publisher = "Nature Publishing Group",
number = "1",

}

RIS

TY - JOUR

T1 - Use of quercetin in animal feed

T2 - effects on the P-gp expression and pharmacokinetics of orally administrated enrofloxacin in chicken

AU - Bhutto, Zohaib Ahmed

AU - He, Fang

AU - Zloh, Mire

AU - Yang, Jing

AU - Huang, Jinhu

AU - Guo, Tingting

AU - Wang, Liping

PY - 2018/3/13

Y1 - 2018/3/13

N2 - Modulation of P-glycoprotein (P-gp, encoded by Mdr1) by xenobiotics plays central role in pharmacokinetics of various drugs. Quercetin has a potential to modulate P-gp in rodents, however, its effects on P-gp modulation in chicken are still unclear. Herein, study reports role of quercetin in modulation of P-gp expression and subsequent effects on the pharmacokinetics of enrofloxacin in broilers. Results show that P-gp expression was increased in a dose-dependent manner following exposure to quercetin in Caco-2 cells and tissues of chicken. Absorption rate constant and apparent permeability coefficient of rhodamine 123 were decreased, reflecting efflux function of P-gp in chicken intestine increased by quercetin. Quercetin altered pharmacokinetic of enrofloxacin by decreasing area under curve, peak concentration, and time to reach peak concentration and by increasing clearance rate. Molecular docking shows quercetin can form favorable interactions with binding pocket of chicken xenobiotic receptor (CXR). Results provide convincing evidence that quercetin induced P-gp expression in tissues by possible interaction with CXR, and consequently reducing bioavailability of orally administered enrofloxacin through restricting its intestinal absorption and liver/kidney clearance in broilers. The results can be further extended to guide reasonable use of quercetin to avoid drug-feed interaction occurred with co-administered enrofloxacin or other similar antimicrobials.

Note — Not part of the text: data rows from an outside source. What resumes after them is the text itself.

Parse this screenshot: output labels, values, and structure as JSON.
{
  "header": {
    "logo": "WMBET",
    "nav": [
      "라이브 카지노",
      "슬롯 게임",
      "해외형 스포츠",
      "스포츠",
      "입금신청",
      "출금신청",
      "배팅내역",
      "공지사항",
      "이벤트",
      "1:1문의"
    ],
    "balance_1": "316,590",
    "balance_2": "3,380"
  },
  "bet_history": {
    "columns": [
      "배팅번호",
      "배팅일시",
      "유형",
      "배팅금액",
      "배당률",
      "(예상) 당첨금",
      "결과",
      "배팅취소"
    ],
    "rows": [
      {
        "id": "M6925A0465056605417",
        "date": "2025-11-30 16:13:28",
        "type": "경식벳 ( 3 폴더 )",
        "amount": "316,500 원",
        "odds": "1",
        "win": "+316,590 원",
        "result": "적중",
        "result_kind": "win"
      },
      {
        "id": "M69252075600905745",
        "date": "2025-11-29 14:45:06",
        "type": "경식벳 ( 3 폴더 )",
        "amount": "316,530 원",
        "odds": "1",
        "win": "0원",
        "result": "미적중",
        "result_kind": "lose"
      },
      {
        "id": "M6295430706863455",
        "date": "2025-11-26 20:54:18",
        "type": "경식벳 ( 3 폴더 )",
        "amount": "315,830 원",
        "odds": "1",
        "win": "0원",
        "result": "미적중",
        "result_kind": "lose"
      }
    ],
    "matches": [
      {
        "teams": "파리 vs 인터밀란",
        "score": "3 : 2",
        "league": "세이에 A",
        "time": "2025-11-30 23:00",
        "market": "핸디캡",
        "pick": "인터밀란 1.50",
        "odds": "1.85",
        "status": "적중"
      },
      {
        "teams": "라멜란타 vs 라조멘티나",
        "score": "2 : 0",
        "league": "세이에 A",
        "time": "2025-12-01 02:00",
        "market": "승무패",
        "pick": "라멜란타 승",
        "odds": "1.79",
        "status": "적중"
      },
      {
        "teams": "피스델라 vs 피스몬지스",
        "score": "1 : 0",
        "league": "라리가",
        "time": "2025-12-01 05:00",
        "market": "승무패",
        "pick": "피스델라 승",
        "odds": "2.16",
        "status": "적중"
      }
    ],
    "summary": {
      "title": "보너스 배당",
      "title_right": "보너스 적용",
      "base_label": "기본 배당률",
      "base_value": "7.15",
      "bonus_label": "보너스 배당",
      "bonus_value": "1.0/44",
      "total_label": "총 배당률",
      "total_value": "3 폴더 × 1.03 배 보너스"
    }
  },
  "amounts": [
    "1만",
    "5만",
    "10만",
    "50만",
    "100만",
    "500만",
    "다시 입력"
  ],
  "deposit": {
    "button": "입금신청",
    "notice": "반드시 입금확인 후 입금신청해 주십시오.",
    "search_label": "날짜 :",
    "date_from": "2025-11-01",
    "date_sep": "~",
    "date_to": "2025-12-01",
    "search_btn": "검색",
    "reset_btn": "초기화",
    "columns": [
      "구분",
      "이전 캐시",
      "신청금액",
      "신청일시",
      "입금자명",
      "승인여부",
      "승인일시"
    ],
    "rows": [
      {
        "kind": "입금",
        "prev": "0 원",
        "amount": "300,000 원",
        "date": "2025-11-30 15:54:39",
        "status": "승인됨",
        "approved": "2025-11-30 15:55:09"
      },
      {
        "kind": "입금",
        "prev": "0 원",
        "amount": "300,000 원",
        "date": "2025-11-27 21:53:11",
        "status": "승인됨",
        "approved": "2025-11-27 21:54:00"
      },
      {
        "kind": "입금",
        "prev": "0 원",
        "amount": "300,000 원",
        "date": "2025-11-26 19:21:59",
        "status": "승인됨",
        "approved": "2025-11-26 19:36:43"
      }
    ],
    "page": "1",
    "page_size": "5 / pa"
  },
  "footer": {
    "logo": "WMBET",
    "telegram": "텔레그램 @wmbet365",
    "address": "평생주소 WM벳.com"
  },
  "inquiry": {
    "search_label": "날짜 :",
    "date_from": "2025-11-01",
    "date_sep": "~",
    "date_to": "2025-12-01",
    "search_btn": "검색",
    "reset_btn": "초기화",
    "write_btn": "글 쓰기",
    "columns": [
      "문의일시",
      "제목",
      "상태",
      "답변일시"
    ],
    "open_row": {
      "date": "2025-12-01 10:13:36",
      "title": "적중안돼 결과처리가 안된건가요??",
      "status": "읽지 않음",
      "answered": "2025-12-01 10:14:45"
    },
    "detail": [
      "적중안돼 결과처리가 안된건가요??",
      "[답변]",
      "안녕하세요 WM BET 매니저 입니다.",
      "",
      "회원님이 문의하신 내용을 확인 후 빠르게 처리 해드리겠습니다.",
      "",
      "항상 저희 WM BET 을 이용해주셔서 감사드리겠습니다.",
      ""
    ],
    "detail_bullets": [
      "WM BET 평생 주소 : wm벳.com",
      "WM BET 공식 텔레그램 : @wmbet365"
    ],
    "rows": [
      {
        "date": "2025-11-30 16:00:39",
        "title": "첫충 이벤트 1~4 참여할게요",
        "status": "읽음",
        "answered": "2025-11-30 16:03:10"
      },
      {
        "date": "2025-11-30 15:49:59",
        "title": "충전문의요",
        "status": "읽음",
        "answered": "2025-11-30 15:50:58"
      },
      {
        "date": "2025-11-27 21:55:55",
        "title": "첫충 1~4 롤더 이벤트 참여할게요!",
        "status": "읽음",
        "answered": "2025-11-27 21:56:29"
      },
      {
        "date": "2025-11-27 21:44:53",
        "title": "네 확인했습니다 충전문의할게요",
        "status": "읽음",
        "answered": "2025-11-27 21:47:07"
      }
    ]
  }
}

AB - Modulation of P-glycoprotein (P-gp, encoded by Mdr1) by xenobiotics plays central role in pharmacokinetics of various drugs. Quercetin has a potential to modulate P-gp in rodents, however, its effects on P-gp modulation in chicken are still unclear. Herein, study reports role of quercetin in modulation of P-gp expression and subsequent effects on the pharmacokinetics of enrofloxacin in broilers. Results show that P-gp expression was increased in a dose-dependent manner following exposure to quercetin in Caco-2 cells and tissues of chicken. Absorption rate constant and apparent permeability coefficient of rhodamine 123 were decreased, reflecting efflux function of P-gp in chicken intestine increased by quercetin. Quercetin altered pharmacokinetic of enrofloxacin by decreasing area under curve, peak concentration, and time to reach peak concentration and by increasing clearance rate. Molecular docking shows quercetin can form favorable interactions with binding pocket of chicken xenobiotic receptor (CXR). Results provide convincing evidence that quercetin induced P-gp expression in tissues by possible interaction with CXR, and consequently reducing bioavailability of orally administered enrofloxacin through restricting its intestinal absorption and liver/kidney clearance in broilers. The results can be further extended to guide reasonable use of quercetin to avoid drug-feed interaction occurred with co-administered enrofloxacin or other similar antimicrobials.

KW - Journal Article

UR - http://www.scopus.com/inward/record.url?scp=85044151766&partnerID=8YFLogxK

U2 - 10.1038/s41598-018-22354-1

DO - 10.1038/s41598-018-22354-1

M3 - Article

C2 - 29535328

VL - 8

JO - Scientific Reports

JF - Scientific Reports

SN - 2045-2322

IS - 1

M1 - 4400

ER -